Needless to say that there is some anxiety for Joss and Nico when their daughter announces that she is going to be marrying a man older than themselves in the next few days, and no, they’re not welcome at the wedding.

But the story isn’t an exploration of how the two couples come to term with this age difference, but is about the potential relationship between Joss and her daughter’s new stepson. When Joss meets Rob she becomes convinced that during their first brief conversation something happens that implies that there is the potential for there to be more between them. And Joss believes that this was something shared, that Rob feels the same.

What follows is a sort of teenage angst as Joss tries to deal with what, at first glance, seems to be a crush.

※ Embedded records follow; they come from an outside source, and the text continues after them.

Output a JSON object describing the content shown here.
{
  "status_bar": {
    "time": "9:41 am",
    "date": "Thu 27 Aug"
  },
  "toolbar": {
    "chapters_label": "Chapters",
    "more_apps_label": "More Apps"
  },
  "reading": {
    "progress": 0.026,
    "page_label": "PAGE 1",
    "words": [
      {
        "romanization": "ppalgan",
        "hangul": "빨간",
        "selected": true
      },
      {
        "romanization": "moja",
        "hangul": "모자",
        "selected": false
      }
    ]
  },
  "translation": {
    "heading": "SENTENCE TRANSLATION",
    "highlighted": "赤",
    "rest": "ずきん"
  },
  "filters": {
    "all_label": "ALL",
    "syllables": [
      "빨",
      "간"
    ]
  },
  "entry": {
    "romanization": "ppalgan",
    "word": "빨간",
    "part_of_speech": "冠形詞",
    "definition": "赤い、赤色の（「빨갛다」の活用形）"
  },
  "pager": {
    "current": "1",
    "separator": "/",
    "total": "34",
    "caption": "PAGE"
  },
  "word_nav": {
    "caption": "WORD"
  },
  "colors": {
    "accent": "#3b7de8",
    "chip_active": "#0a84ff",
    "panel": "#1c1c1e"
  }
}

For Joss the question is more about whether or not she should act on her feelings, for the reader it’s about whether or not she has read too much into a simple conversation.

I actually found the insight into the Mayor’s role to be as interesting as Joss’s relationship woes – a huge variety of functions she attends.

I have to confess that this isn’t the best book I’ve read by Harrison. The story is small rather than epic. Although the main character of Joss is well written and engaging I did feel that she could be quite contradictory, and the situation felt a little far-fetched.

All in all a pleasant enough read.

Score – 3/5